> **Task to complete**
Repeat all the data exactly, and where a record holds a picture, leave that picture out.

> **Records for the task**
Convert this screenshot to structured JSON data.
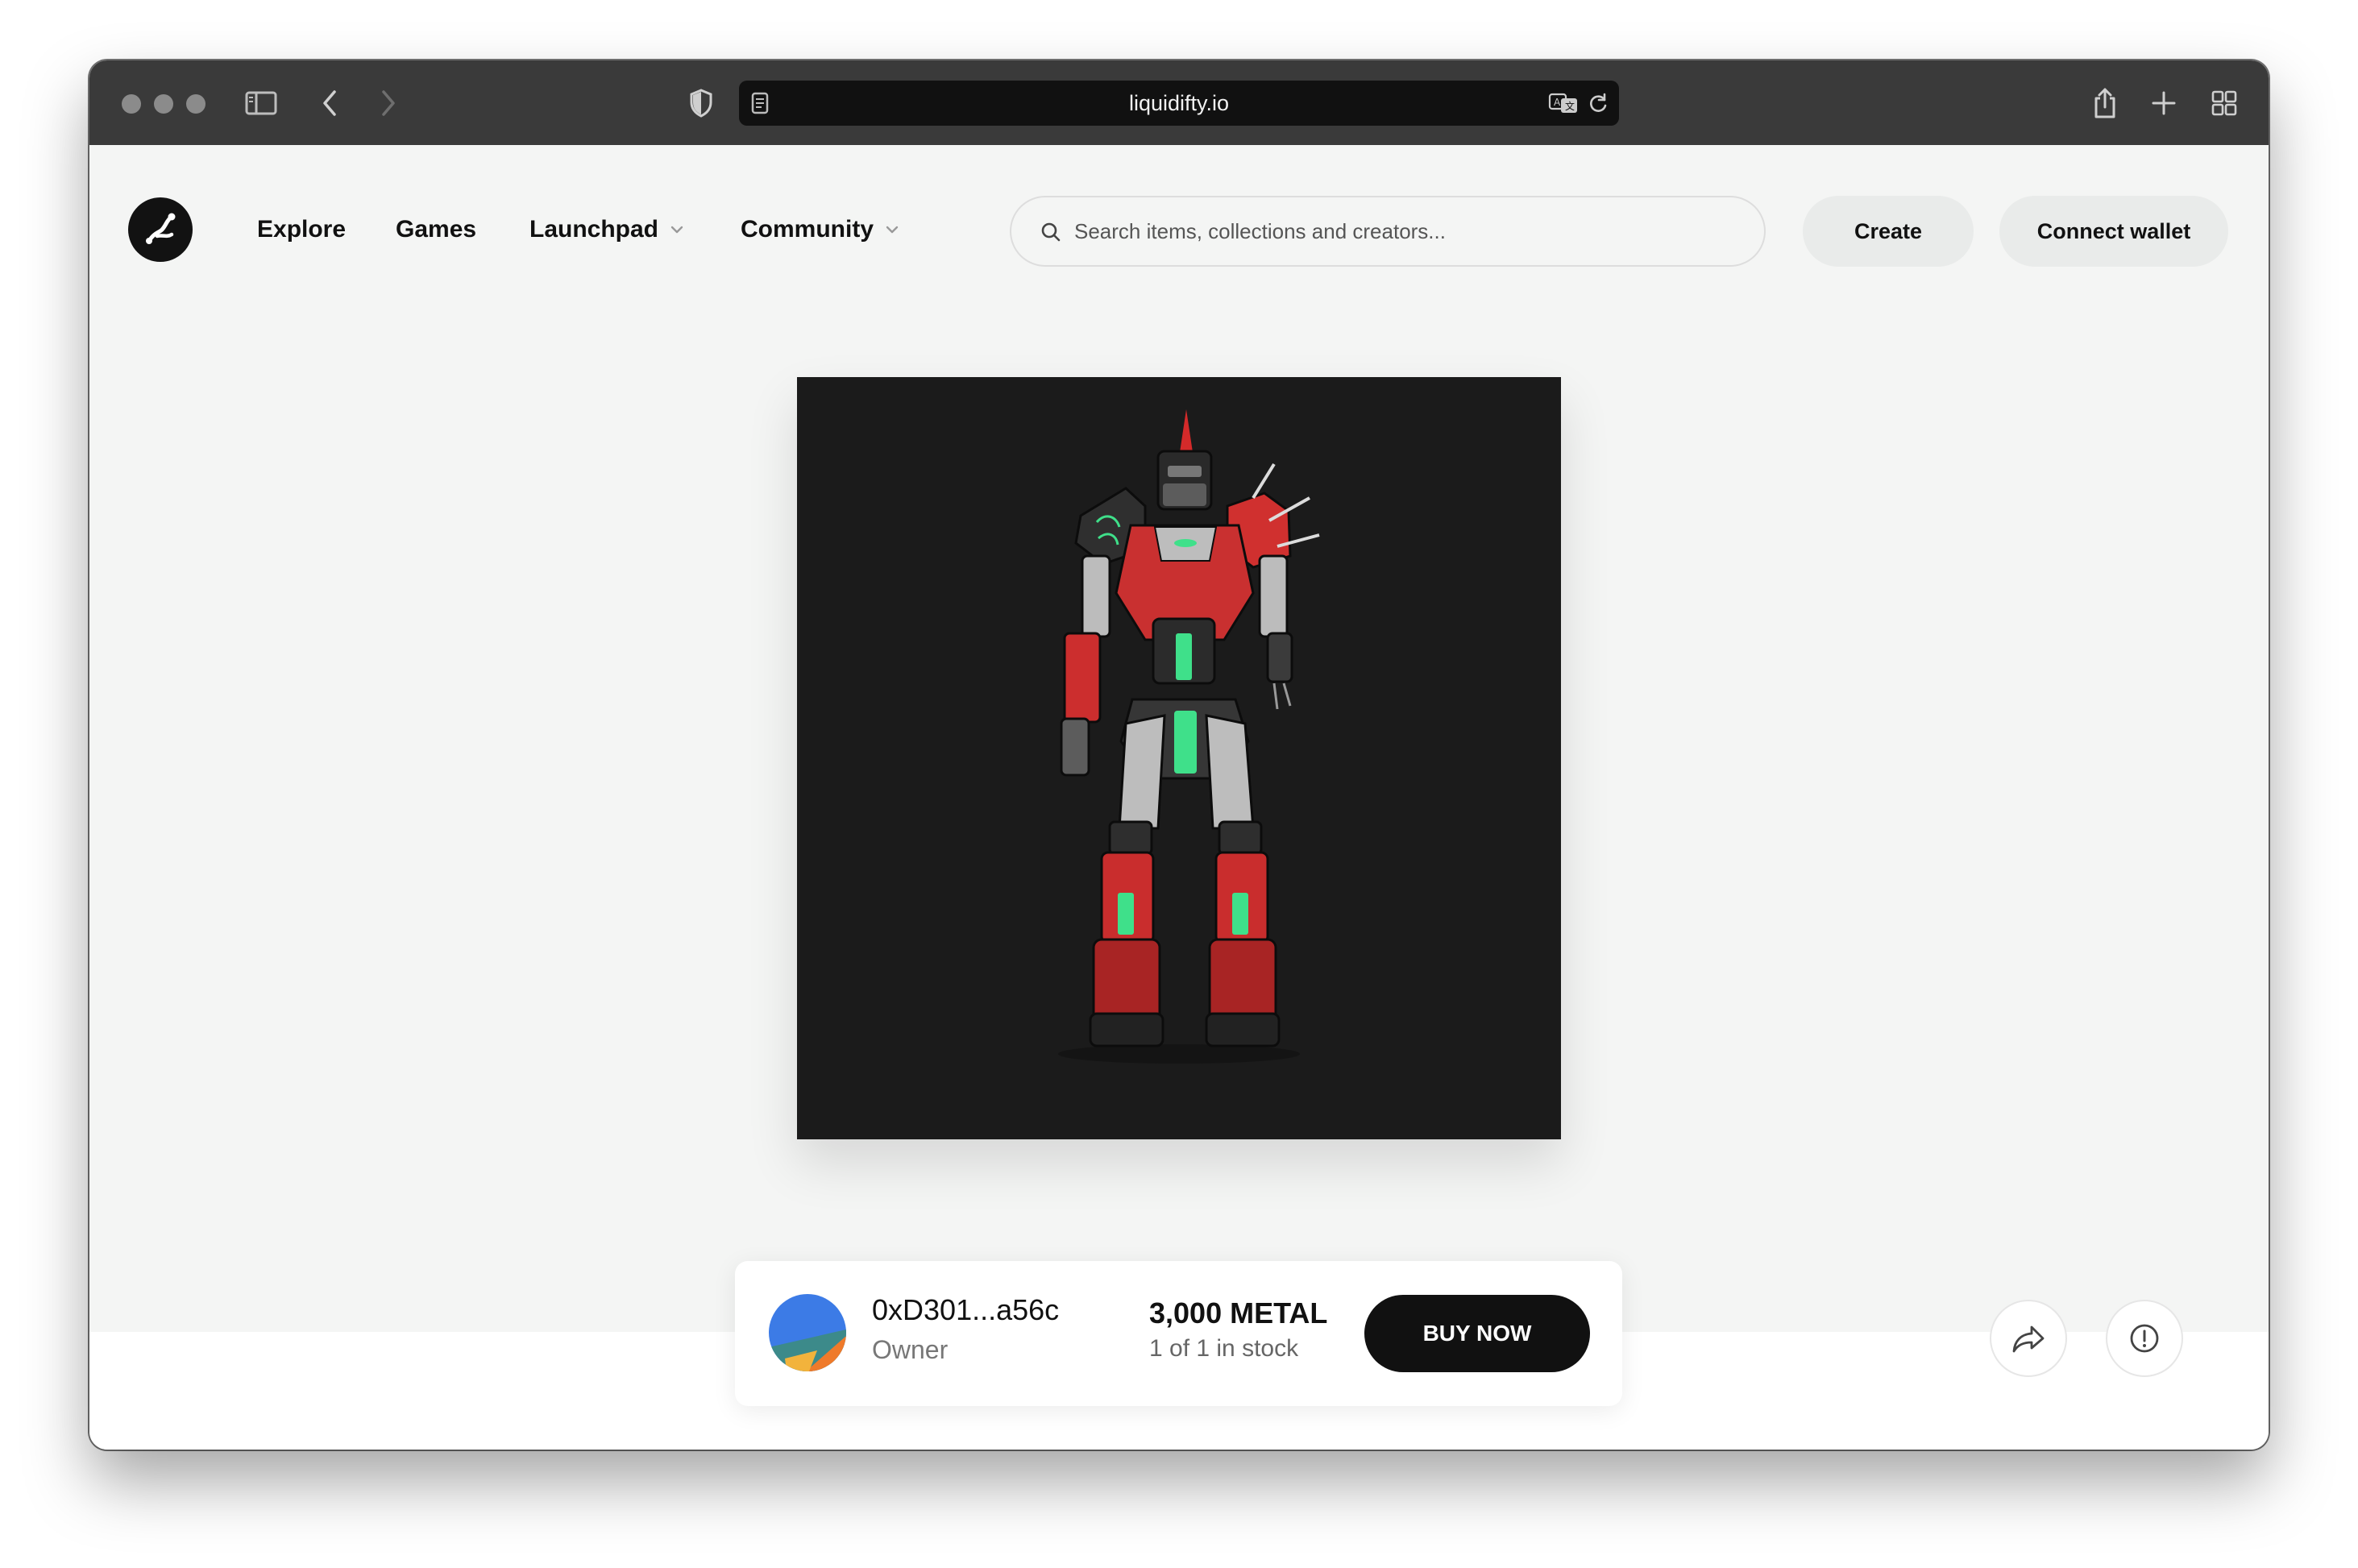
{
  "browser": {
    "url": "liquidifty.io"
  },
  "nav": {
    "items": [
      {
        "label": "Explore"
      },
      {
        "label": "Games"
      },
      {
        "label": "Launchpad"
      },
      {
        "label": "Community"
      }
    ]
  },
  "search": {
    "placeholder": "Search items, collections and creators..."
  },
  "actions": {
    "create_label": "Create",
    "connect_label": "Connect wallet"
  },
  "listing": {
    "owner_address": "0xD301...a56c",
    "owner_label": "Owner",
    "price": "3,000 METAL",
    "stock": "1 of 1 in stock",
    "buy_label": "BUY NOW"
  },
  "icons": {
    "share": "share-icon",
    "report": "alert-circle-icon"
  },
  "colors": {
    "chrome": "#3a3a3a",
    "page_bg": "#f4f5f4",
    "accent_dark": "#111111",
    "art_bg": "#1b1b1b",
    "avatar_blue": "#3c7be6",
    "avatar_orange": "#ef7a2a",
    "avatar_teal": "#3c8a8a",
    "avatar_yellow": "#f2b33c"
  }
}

> **Output of the exercise**
Convert this screenshot to structured JSON data.
{
  "browser": {
    "url": "liquidifty.io"
  },
  "nav": {
    "items": [
      {
        "label": "Explore"
      },
      {
        "label": "Games"
      },
      {
        "label": "Launchpad"
      },
      {
        "label": "Community"
      }
    ]
  },
  "search": {
    "placeholder": "Search items, collections and creators..."
  },
  "actions": {
    "create_label": "Create",
    "connect_label": "Connect wallet"
  },
  "listing": {
    "owner_address": "0xD301...a56c",
    "owner_label": "Owner",
    "price": "3,000 METAL",
    "stock": "1 of 1 in stock",
    "buy_label": "BUY NOW"
  },
  "icons": {
    "share": "share-icon",
    "report": "alert-circle-icon"
  },
  "colors": {
    "chrome": "#3a3a3a",
    "page_bg": "#f4f5f4",
    "accent_dark": "#111111",
    "art_bg": "#1b1b1b",
    "avatar_blue": "#3c7be6",
    "avatar_orange": "#ef7a2a",
    "avatar_teal": "#3c8a8a",
    "avatar_yellow": "#f2b33c"
  }
}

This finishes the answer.